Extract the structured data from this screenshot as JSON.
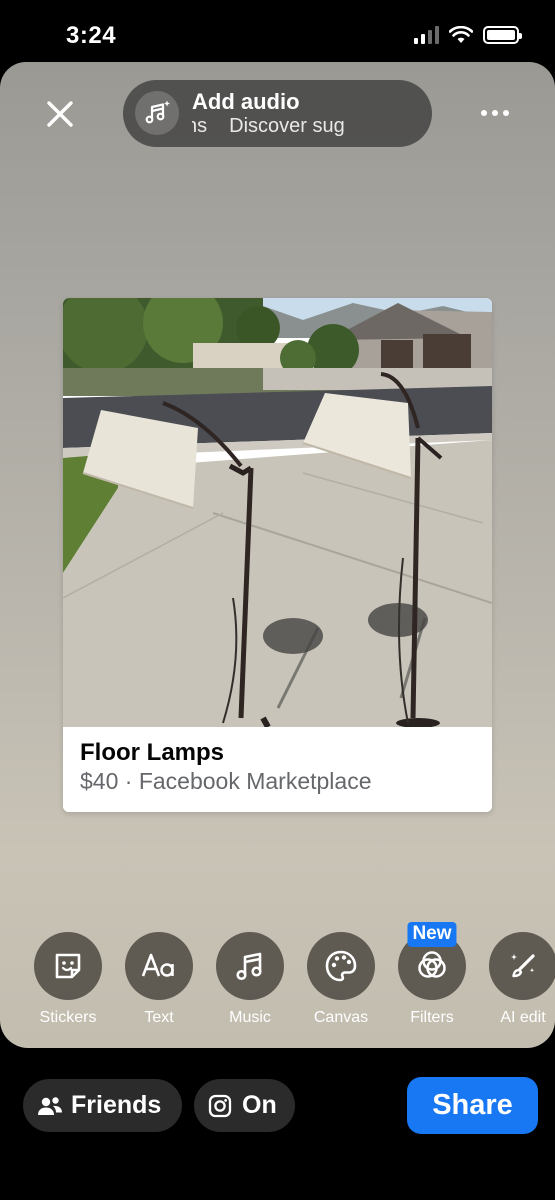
{
  "status_bar": {
    "time": "3:24",
    "icons": [
      "cellular-signal-icon",
      "wifi-icon",
      "battery-icon"
    ]
  },
  "top_bar": {
    "close_icon": "close-icon",
    "more_icon": "more-options-icon",
    "audio": {
      "icon": "music-note-sparkle-icon",
      "title": "Add audio",
      "subtitle_prev": "ns",
      "subtitle": "Discover sug"
    }
  },
  "post": {
    "title": "Floor Lamps",
    "subtitle": "$40 · Facebook Marketplace"
  },
  "tools": [
    {
      "label": "Stickers",
      "icon": "sticker-icon"
    },
    {
      "label": "Text",
      "icon": "text-aa-icon"
    },
    {
      "label": "Music",
      "icon": "music-note-icon"
    },
    {
      "label": "Canvas",
      "icon": "palette-icon"
    },
    {
      "label": "Filters",
      "icon": "filters-icon",
      "badge": "New"
    },
    {
      "label": "AI edit",
      "icon": "ai-edit-brush-icon"
    }
  ],
  "bottom_bar": {
    "friends_label": "Friends",
    "on_label": "On",
    "share_label": "Share"
  },
  "colors": {
    "accent": "#1877f2",
    "pill_bg": "#2b2b2b"
  }
}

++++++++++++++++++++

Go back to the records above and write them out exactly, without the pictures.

Extract the structured data from this screenshot as JSON.
{
  "status_bar": {
    "time": "3:24",
    "icons": [
      "cellular-signal-icon",
      "wifi-icon",
      "battery-icon"
    ]
  },
  "top_bar": {
    "close_icon": "close-icon",
    "more_icon": "more-options-icon",
    "audio": {
      "icon": "music-note-sparkle-icon",
      "title": "Add audio",
      "subtitle_prev": "ns",
      "subtitle": "Discover sug"
    }
  },
  "post": {
    "title": "Floor Lamps",
    "subtitle": "$40 · Facebook Marketplace"
  },
  "tools": [
    {
      "label": "Stickers",
      "icon": "sticker-icon"
    },
    {
      "label": "Text",
      "icon": "text-aa-icon"
    },
    {
      "label": "Music",
      "icon": "music-note-icon"
    },
    {
      "label": "Canvas",
      "icon": "palette-icon"
    },
    {
      "label": "Filters",
      "icon": "filters-icon",
      "badge": "New"
    },
    {
      "label": "AI edit",
      "icon": "ai-edit-brush-icon"
    }
  ],
  "bottom_bar": {
    "friends_label": "Friends",
    "on_label": "On",
    "share_label": "Share"
  },
  "colors": {
    "accent": "#1877f2",
    "pill_bg": "#2b2b2b"
  }
}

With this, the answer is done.